- P.D. James grabs the reader with the opening of this novel
- An unlikely pair and a provocative beginning to this mystery
- An unlikely pair in death. Is it murder or murder/suicide?
- Nothing is simple in this tale.
- A murder investigation without result, yet
- A selfish wife, a mistress, an angry daughter
- Dalgliesh goes on. Despite doubts, he knows will solve this murder
- Eloquent, evocative writing, about beautiful things, about murder
- A fine book to read thoroughly, over time, recognize its depths
An Adam Dalgliesh mystery
P.D. James grabs the reader with the opening of this novel
Aspiring writers are told so often about grabbing the reader right off the bat that it has become axiomatic. P.D. James provides the perfect illustration in A Taste for Death:
The bodies were discovered at eight forty-five on the morning of Wednesday 18 September by Miss Emily Wharton, a sixty-five-year-old spinster of the parish of St. Matthew’s in Paddington, London, and Darren Wilkes, aged ten, of no particular parish as far as he knew or cared.
An unlikely pair and a provocative beginning to this mystery
How this unlikely pair got together and how they happen to be where they are is a provocative beginning to a novel which keeps a reader’s interest from this first paragraph to the last one. Young Darren and elderly Miss Wharton are clearly drawn characters and readers should note; they don’t appear often, but they have critical roles.
An unlikely pair in death. Is it murder or murder/suicide?
Even more unlikely a pair are the two bodies Miss Wharton and Darren find; one has been, until his recent resignation, a member of Parliament and a junior Minister, the other is a homeless man, a tramp who has never lost his taste for alcohol. Both are found, side by side, in the church vestry, with their throats slit and a razor lying nearby. Commander Adam Dalgliesh of Scotland Yard—dubbed AD by his team—is called to the bloody scene, and thereby begins the untangling of a web as twisted and apparently unsolvable as AD has encountered.
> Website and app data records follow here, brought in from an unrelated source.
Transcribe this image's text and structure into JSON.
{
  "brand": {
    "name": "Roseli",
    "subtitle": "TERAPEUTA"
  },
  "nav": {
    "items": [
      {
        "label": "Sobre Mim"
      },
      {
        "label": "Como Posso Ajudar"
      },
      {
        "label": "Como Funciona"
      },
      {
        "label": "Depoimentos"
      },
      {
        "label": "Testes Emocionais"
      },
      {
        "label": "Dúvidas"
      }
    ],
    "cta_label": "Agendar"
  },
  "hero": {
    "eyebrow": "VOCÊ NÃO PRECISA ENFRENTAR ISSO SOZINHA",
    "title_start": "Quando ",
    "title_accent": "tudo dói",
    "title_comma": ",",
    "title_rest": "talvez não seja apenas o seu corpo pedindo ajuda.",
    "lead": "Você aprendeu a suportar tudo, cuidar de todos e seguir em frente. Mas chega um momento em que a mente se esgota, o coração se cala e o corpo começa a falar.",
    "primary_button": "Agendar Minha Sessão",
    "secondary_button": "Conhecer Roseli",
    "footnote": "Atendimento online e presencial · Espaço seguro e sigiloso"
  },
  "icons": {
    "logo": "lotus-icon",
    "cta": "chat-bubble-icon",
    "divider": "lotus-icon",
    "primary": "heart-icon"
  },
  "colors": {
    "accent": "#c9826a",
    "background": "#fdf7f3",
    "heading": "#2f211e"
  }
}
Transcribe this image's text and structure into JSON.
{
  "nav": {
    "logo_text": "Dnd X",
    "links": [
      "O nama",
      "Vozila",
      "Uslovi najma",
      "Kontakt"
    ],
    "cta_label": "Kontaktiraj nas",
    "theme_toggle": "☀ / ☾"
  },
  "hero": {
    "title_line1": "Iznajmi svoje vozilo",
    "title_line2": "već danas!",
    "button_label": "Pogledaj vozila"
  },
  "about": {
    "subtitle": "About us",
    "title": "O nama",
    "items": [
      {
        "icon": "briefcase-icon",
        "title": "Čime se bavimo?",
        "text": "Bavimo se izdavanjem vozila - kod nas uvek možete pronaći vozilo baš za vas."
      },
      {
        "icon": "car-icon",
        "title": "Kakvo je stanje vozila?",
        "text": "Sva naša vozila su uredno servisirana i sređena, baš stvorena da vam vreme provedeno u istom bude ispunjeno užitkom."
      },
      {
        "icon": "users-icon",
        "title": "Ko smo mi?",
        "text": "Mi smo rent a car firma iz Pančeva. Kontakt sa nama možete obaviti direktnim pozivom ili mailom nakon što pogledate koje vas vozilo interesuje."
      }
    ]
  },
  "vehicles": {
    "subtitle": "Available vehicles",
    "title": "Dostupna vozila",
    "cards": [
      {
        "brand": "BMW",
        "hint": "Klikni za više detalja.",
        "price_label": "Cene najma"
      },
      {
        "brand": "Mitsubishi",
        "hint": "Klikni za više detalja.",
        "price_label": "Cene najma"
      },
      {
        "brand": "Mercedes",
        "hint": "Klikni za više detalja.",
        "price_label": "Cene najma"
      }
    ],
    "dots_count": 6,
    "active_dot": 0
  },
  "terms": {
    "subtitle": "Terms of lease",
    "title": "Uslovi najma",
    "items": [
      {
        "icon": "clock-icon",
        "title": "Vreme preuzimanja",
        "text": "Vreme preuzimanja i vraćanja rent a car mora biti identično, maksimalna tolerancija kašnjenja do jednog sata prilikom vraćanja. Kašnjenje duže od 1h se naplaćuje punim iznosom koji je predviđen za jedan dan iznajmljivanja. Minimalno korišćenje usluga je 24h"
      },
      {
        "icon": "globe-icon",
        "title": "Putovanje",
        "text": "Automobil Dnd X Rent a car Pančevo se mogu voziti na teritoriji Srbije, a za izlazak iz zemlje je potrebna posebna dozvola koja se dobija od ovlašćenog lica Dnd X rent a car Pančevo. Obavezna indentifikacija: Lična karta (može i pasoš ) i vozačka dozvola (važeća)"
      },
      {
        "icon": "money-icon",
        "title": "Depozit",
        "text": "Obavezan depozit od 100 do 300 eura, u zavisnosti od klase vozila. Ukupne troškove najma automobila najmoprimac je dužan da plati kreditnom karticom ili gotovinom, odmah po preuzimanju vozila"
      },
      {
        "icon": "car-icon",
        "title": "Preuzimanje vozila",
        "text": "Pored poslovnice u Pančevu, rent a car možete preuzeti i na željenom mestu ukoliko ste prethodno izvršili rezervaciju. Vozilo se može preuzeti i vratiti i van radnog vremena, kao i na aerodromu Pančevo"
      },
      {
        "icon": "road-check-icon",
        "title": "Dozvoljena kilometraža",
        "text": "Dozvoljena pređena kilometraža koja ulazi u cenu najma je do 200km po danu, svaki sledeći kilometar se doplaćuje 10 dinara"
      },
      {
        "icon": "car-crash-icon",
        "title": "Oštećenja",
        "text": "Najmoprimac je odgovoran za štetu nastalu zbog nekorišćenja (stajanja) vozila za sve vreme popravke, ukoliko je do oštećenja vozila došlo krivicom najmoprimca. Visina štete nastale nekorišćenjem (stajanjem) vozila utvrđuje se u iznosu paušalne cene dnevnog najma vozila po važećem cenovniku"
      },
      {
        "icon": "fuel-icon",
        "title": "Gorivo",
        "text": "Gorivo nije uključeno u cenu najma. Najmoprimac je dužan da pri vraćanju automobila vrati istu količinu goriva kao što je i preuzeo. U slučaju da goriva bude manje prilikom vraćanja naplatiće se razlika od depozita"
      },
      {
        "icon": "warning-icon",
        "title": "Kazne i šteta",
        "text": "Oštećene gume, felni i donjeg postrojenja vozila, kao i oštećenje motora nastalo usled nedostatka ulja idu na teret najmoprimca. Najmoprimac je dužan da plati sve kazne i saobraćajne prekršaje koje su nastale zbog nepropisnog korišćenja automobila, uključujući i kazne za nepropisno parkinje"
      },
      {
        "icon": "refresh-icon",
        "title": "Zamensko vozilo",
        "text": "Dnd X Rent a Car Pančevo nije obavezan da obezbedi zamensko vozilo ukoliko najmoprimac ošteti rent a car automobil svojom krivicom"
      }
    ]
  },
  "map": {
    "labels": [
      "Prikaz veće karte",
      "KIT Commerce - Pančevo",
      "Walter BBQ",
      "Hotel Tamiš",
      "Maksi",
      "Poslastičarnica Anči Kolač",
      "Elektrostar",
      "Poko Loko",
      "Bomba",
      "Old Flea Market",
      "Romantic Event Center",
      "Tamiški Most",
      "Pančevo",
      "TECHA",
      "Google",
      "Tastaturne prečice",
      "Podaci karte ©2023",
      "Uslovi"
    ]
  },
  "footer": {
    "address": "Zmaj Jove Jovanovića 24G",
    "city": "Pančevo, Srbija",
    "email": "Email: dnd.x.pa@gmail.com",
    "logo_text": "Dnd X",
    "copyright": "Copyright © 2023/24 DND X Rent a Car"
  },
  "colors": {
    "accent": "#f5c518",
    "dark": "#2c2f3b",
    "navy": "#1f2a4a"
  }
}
Nothing is simple in this tale.
- Is it double murder or murder and suicide? Facts can be made to fit either scenario.
- What links these two utterly disparate men that led to this horrific crime?
- It seems impossible that there could be a connection, but AD cannot let go of the idea.
- It’s a thread of the web that he cannot untangle but also cannot ignore.
A murder investigation without result, yet
Time passes, clues come and go, people are put on and taken off the suspect list as the murder investigation continues seemingly without result, at least not results that fit the senior officer’s notions. Dalgliesh works most closely with two subordinates:
- An intense young single woman who is on the watch for slurs or snubs related to her gender
- A married man with children who isn’t at all sure that a woman has the right stuff to be a proper cop, especially when it comes to bloody murder, and its ugly details.
- The tension between the two is delicately played. A bit of gender competition adds spice to the team’s search for the murderer
A selfish wife, a mistress, an angry daughter
All the characters in A Taste for Death have a back story that is revealed bit by bit, and makes their actions seem sensible, at least to themselves and in most cases to the reader. Personalities clash, character flaws abound, secrets are forced into the open. A selfish, cruel wife, an apparently loving mistress, a father and an angry daughter, a son and wastrel brother, a priest and a housemaid, all act out of their own needs. Is murder, is violence, beyond any of them?
Dalgliesh goes on. Despite doubts, he knows will solve this murder
Dalgliesh, a perceptive and introspective man, has moments of doubt that what he does matters, and there is a sense of sadness and disillusion with his choices in life that he carries with him like a cloak. But AD keeps going, checking out alibis, asking unwelcome questions, peering into the dark corners of lives, clinging to his belief that there is, however elusive, a connection between a drunken tramp and a rich man-about-town. He knows, through instinct developed over years of experience, that when he finds the connection, he’ll find the killer.
Eloquent, evocative writing, about beautiful things, about murder
P.D. James combines eloquent, evocative writing and an intricate plot. She describes beauty in glorious detail, brutality and murder in all its ugliness. She can scare you to death, yet keep you hanging on. In one particularly harrowing scene where a child’s life is threatened in awful fashion, I didn’t turn away, the story held me in place. I was there through every moment with the potential victim. On other occasions during the unveiling of the tale, a reader might almost weep in empathy with sorrow and smile in muted joy at other times.
A fine book to read thoroughly, over time, recognize its depths
There is so much in this book that I do not have space to cover, nor would I if I had the space. To me, this is not a page-turner. On the contrary, it is a book that needs to be read thoroughly, over time, so that the underlying currents, good and bad, in all the lives can be recognized and understood. Be aware, though, it is not a happy, all’s-well-that-ends-well, put-it-on-the-shelf-and-forget-it kind of novel.
I can almost guarantee, though, that when the story winds down and you know the who and why and what and where about everything and everybody, you’ll not forget it.